How to complete this task
Reading through the lines below, count those that include the string "rete"; the answer is that number and nothing else.

Source data
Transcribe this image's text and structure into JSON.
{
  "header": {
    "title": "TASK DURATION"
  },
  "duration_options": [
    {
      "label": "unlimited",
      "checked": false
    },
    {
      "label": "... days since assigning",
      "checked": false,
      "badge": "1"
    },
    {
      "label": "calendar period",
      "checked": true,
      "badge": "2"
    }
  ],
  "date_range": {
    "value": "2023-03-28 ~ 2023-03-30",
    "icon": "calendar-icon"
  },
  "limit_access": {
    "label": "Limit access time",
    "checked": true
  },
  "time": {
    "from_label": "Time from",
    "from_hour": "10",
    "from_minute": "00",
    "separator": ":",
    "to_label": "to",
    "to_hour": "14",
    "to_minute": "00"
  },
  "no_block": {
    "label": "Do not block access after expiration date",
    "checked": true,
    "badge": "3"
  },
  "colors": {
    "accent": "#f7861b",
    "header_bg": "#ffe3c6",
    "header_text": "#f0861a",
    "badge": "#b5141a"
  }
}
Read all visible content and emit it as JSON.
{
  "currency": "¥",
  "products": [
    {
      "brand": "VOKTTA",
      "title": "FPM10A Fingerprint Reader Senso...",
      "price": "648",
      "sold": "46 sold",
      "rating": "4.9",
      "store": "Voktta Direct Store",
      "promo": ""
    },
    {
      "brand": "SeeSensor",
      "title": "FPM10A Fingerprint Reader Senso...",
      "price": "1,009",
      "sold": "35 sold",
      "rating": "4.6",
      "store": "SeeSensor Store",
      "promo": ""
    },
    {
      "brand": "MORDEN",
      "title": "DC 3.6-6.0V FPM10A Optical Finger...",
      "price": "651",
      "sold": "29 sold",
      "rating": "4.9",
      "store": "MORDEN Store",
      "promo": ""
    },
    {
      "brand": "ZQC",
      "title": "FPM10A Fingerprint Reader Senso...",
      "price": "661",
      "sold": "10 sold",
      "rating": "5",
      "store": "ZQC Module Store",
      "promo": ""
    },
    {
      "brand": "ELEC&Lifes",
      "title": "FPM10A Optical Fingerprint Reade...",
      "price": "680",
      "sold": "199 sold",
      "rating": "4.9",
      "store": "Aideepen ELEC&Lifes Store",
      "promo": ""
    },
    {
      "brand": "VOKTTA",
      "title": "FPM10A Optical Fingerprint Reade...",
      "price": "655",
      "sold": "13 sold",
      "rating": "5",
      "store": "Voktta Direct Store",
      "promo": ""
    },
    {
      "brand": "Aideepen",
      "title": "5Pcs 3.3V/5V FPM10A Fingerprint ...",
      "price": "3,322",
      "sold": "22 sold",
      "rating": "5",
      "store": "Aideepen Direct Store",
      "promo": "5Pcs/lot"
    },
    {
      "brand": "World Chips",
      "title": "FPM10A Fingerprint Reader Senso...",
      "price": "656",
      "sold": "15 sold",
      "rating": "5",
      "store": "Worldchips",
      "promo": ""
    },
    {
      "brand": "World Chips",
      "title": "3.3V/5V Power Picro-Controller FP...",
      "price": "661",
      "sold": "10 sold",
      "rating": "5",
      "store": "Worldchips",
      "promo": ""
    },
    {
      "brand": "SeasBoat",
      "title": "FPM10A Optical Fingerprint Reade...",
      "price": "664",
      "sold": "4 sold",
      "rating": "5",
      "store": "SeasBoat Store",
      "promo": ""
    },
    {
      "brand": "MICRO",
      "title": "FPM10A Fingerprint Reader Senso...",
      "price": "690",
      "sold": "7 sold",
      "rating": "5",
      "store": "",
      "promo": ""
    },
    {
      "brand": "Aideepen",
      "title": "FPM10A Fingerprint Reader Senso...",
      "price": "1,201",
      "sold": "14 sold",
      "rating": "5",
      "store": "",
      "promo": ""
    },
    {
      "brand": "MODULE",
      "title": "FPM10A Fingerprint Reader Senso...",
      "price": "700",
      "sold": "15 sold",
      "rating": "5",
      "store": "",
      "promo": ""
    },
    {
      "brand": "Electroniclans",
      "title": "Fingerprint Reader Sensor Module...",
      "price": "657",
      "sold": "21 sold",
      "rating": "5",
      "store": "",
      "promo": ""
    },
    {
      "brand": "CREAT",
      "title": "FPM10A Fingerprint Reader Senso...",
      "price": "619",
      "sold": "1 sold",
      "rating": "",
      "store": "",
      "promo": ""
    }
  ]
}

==

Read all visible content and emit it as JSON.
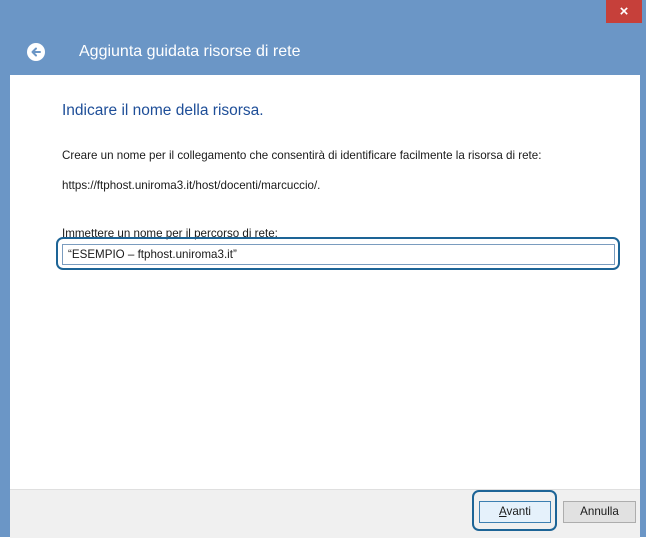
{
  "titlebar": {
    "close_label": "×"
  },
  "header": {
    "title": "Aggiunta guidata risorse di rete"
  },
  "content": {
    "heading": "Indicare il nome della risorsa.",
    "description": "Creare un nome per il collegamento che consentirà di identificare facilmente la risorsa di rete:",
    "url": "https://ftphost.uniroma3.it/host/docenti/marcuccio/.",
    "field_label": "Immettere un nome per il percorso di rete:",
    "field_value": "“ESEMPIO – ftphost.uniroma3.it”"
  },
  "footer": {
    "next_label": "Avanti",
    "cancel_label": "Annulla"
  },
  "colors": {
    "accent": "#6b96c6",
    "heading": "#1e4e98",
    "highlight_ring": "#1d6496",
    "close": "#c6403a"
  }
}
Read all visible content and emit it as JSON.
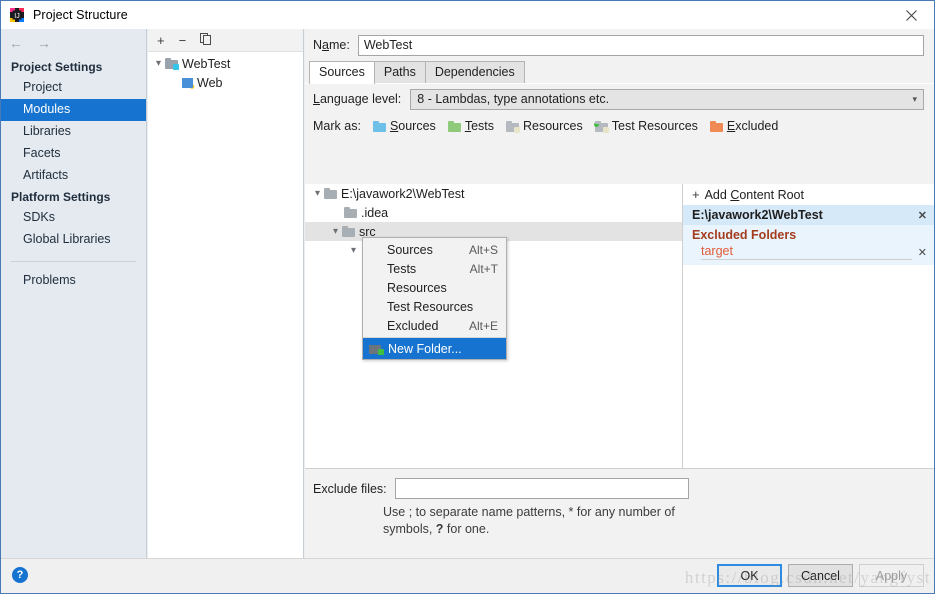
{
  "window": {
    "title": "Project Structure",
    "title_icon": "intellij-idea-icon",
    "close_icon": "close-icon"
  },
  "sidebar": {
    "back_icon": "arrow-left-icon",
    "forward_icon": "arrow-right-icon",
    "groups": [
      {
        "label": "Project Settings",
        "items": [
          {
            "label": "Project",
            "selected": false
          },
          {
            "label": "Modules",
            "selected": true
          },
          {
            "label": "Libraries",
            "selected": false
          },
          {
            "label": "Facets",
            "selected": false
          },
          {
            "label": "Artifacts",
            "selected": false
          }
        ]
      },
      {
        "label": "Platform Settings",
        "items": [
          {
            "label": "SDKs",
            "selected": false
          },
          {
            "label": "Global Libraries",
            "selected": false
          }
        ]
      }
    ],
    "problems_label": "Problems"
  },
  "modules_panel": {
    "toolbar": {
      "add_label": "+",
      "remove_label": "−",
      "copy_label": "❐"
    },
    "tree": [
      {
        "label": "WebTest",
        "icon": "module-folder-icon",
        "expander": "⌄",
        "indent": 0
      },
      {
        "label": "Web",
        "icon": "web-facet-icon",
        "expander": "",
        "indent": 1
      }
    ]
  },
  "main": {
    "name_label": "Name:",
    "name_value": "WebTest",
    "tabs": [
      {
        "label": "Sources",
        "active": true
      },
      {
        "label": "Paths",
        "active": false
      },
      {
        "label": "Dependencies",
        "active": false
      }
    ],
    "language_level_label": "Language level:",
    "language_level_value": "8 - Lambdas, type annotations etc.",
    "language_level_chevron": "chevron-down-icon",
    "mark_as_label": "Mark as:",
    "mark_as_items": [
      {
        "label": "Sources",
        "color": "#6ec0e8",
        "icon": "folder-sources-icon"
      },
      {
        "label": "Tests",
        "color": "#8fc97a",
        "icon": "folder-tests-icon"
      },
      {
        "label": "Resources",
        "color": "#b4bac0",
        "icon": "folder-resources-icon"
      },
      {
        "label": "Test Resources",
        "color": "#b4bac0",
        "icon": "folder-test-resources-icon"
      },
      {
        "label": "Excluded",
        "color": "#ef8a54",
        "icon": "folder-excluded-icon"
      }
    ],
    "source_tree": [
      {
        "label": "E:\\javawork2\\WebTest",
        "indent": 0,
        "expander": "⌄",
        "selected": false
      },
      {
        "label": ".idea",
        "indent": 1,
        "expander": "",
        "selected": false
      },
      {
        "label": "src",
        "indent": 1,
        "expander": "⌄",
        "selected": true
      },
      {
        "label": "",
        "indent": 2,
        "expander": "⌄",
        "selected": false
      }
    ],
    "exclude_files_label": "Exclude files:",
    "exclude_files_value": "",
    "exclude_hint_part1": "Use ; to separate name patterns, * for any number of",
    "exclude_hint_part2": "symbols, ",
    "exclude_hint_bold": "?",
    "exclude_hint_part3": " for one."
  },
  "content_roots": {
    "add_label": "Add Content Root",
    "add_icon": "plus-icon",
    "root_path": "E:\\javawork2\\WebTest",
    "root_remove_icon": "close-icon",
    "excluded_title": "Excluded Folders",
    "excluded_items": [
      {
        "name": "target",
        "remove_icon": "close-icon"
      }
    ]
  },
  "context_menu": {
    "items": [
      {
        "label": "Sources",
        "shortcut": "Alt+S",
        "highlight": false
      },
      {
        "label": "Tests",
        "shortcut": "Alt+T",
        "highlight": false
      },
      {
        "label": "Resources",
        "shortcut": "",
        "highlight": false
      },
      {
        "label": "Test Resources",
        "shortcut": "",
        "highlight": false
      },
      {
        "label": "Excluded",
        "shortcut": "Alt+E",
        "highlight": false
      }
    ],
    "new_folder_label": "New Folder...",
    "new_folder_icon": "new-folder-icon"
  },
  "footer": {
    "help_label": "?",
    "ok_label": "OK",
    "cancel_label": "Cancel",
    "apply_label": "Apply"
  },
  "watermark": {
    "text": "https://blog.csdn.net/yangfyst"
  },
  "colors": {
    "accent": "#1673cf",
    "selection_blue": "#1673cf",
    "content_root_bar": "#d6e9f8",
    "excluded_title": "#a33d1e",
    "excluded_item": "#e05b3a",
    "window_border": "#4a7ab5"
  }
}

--

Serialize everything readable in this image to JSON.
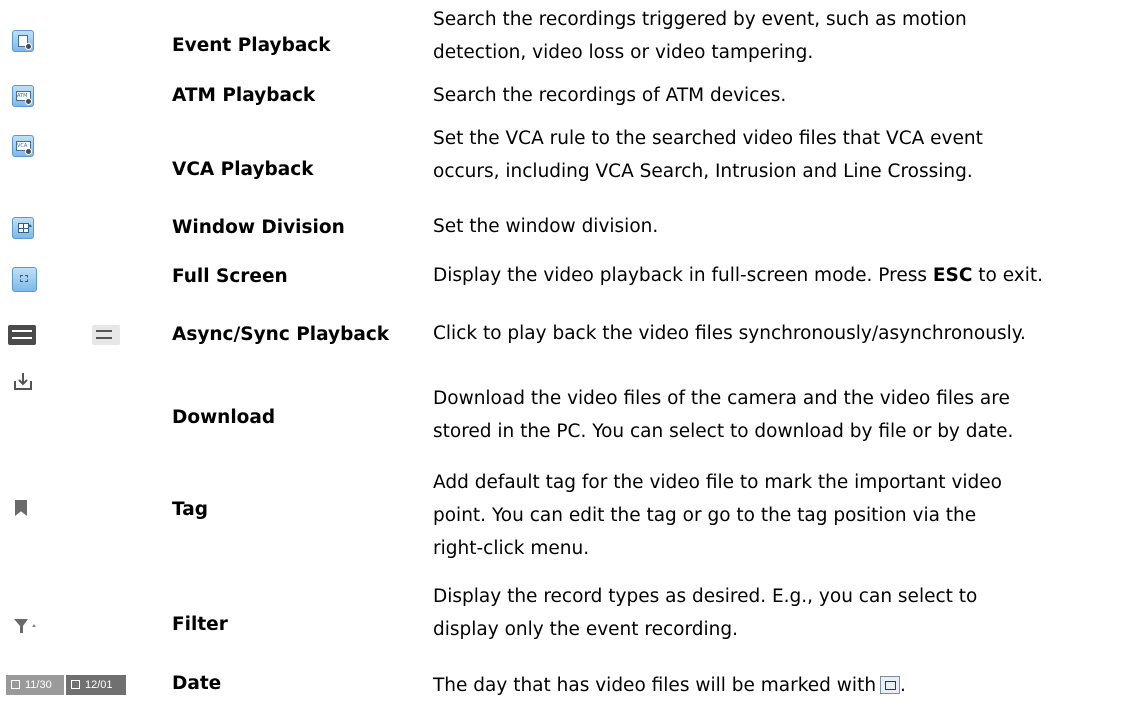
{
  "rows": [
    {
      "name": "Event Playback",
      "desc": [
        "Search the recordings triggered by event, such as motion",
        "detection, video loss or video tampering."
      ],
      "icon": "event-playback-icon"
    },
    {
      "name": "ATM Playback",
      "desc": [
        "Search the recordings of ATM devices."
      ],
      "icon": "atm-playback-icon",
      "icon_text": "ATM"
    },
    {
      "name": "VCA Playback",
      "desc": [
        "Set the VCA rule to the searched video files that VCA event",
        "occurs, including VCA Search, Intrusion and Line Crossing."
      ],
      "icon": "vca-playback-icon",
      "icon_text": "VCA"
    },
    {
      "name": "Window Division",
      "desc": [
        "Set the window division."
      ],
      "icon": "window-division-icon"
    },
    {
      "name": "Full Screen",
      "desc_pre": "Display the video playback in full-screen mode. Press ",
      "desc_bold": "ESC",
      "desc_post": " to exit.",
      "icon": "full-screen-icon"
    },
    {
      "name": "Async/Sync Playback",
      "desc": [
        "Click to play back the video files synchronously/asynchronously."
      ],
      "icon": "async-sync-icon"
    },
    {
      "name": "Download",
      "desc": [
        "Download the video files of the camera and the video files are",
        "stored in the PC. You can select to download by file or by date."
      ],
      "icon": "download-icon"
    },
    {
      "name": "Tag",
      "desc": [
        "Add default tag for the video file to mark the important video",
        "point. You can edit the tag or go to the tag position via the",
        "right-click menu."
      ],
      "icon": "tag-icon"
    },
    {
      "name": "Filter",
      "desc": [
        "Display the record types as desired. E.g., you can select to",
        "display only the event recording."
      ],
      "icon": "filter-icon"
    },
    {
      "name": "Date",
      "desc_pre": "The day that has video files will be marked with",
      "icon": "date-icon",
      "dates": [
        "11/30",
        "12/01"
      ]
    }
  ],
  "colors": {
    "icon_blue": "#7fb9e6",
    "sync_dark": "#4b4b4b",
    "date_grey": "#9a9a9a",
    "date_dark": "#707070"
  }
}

Response area
3